Los Angeles Superior Court Judge Teresa A. Beaudet ruled that Teresa Delfin will only have to shore up her sexual harassment-hostile work environment claim for it to remain part of her lawsuit, which also includes allegations of wrongful termination, retaliation failure to prevent retaliation and/or harassment and defamation.
Delfin was given 20 days to file an amended complaint.
In their court papers, lawyers for Whittier College said Delfin lost her job long after the resignation of the harassing professor, David Iyam.
“Plaintiff’s allegations demonstrate that she witnessed none of Iyam’s illegal harassment that led to his forced resignation and none of it took place in plaintiff’s work environment, except one instance at a luncheon in May 2013,” the defense’s court papers state.
Delfin only learned of Iyam’s behavior from after-the-fact from reports by students who were either subjected to his conduct or had heard of it, the defense lawyers maintain.
“Plaintiff admits that no sexually harassing conduct occurred after Iyam left campus in May 2016, but she claims she was terminated from her employment with Whittier nearly a year later when her contract to teach was not renewed,” the college’s lawyers stated in their court papers.
Delfin is former lecturer in the college’s Department of Sociology and Anthropology. She alleges the school fired her because she spoke out on behalf of students who were allegedly victimized by Iyam, then the most senior faculty member in Delfin’s department and a person described in the plaintiff’s court papers as a “a widely-known sexual predator.”
Delfin alleges she learned of Iyam’s sexual harassment behavior in May 2013 when she attended a luncheon with him, other faculty and students and she heard him make an inappropriate comment about a student.

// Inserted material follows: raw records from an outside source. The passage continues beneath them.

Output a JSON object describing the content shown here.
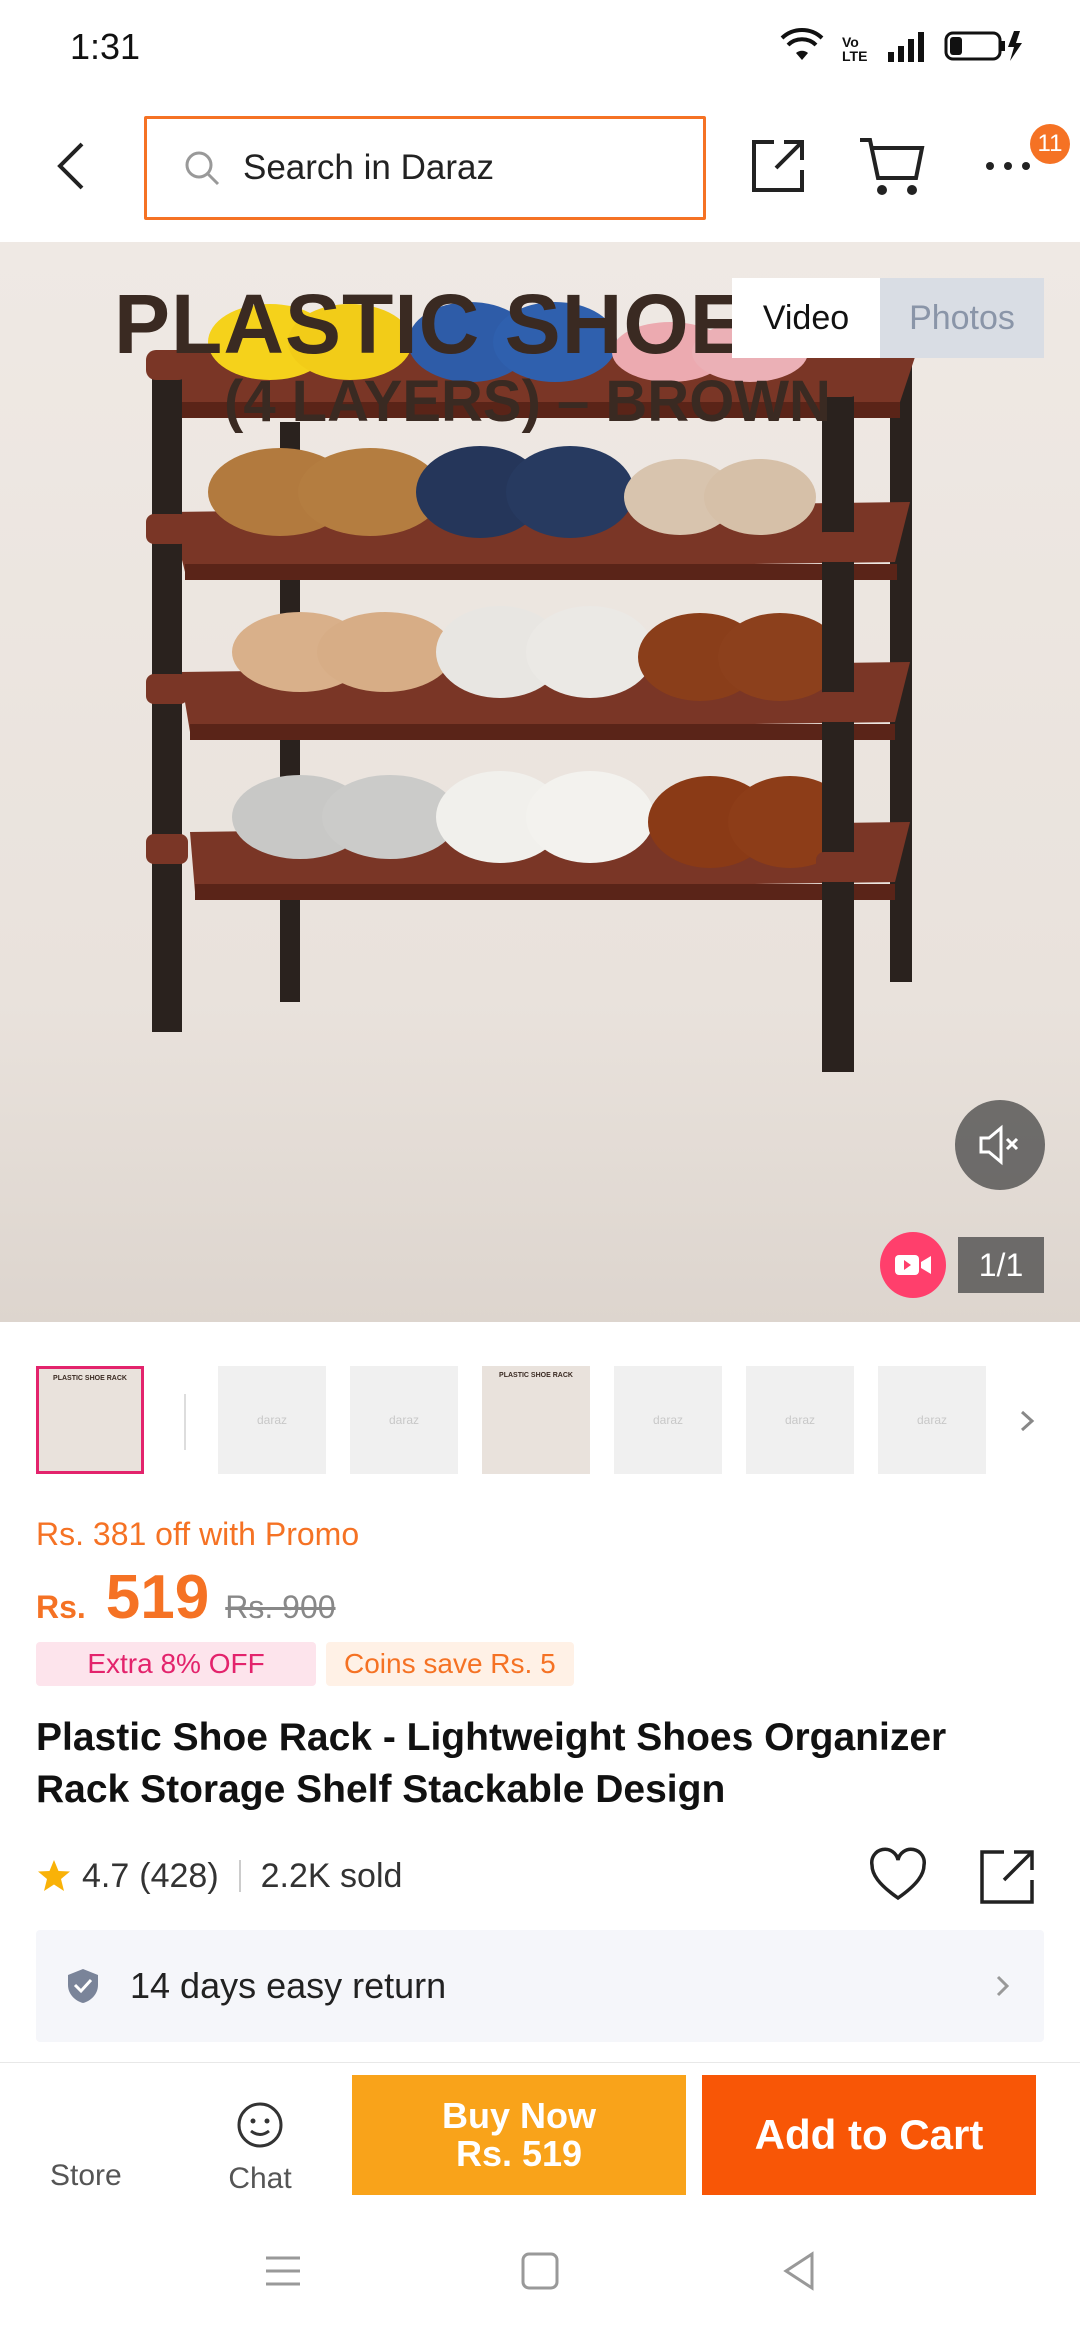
{
  "status_bar": {
    "time": "1:31",
    "network_label": "Vo LTE"
  },
  "nav": {
    "search_placeholder": "Search in Daraz",
    "more_badge": "11"
  },
  "hero": {
    "title_line1": "PLASTIC SHOE",
    "title_line2": "(4 LAYERS) – BROWN",
    "tabs": [
      {
        "label": "Video",
        "active": true
      },
      {
        "label": "Photos",
        "active": false
      }
    ],
    "counter": "1/1"
  },
  "thumbnails": {
    "items": [
      {
        "label": "PLASTIC SHOE RACK",
        "selected": true
      },
      {
        "label": "daraz",
        "selected": false
      },
      {
        "label": "daraz",
        "selected": false
      },
      {
        "label": "PLASTIC SHOE RACK",
        "selected": false
      },
      {
        "label": "daraz",
        "selected": false
      },
      {
        "label": "daraz",
        "selected": false
      },
      {
        "label": "daraz",
        "selected": false
      }
    ]
  },
  "price": {
    "promo_text": "Rs. 381 off with Promo",
    "currency": "Rs.",
    "current": "519",
    "original": "Rs. 900"
  },
  "tags": {
    "extra": "Extra 8% OFF",
    "coins": "Coins save Rs. 5"
  },
  "product": {
    "title": "Plastic Shoe Rack - Lightweight Shoes Organizer Rack Storage Shelf Stackable Design",
    "rating": "4.7",
    "reviews": "(428)",
    "sold": "2.2K sold"
  },
  "return_policy": {
    "text": "14 days easy return"
  },
  "actions": {
    "store_label": "Store",
    "chat_label": "Chat",
    "buy_now_line1": "Buy Now",
    "buy_now_line2": "Rs. 519",
    "add_to_cart": "Add to Cart"
  },
  "colors": {
    "accent": "#f57224",
    "buy_now": "#f9a31a",
    "add_cart": "#f85606",
    "promo_pink": "#e3236c"
  }
}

Delfin immediately asked Iyam to stop making such remarks, but he persisted and the other faculty members ignored him, according to her court papers. She says she complained about the incident to the head of her department, who at the time sat on Whittier College’s Title IX Committee.
Delfin says she also reported that she heard other students report sexual harassing comments by Iyam, including one who said the professor rearranged the classroom seating so female students wearing short skirts could sit closer to him.
“Despite plaintiff’s complaint, no one took any corrective action to address Iyam’s misconduct,” the suit alleges.
A Title IX investigation ensued and Whittier College placed Iyam on administrative leave for the 2013 fall semester, according to the complaint, which says Delfin began to advocate for complete transparency regarding the reason for Iyam’s leave and sought to help prevent further harassment.
Despite the college’s knowledge of Iyam’s alleged predatory conduct, the staff promoted him to full professor, the suit states.
In February 2016, a student told Delfin that Iyam had allegedly sexually harassed, assaulted and battered her throughout the 2015 fall semester and into the 2016 spring semester, prompting another Title IX complaint and investigation, according to the suit. Delfin contacted the Title IX Investigator and asked that Iyam be removed from campus, the suit states.
The next day, the college dean placed Iyam on administrative leave and Iyam resigned in May 2016, the suit states. In the first of what Delfin alleges was a series of retaliatory actions, the college dean decided in March 2017 to fire the plaintiff as of the 2017-18 school year, the suit states.
Then, in alleged violation of Whittier College policies, the dean prevented Delfin from appealing the firing by creating an appeal policy that was based on criteria inapplicable to the plaintiff’s case, the suit states. She alleges the school also did a “sham” investigation of her complaint filed with human resources, and that the college dean defamed herin various ways, including by saying she had “low-quality teaching.”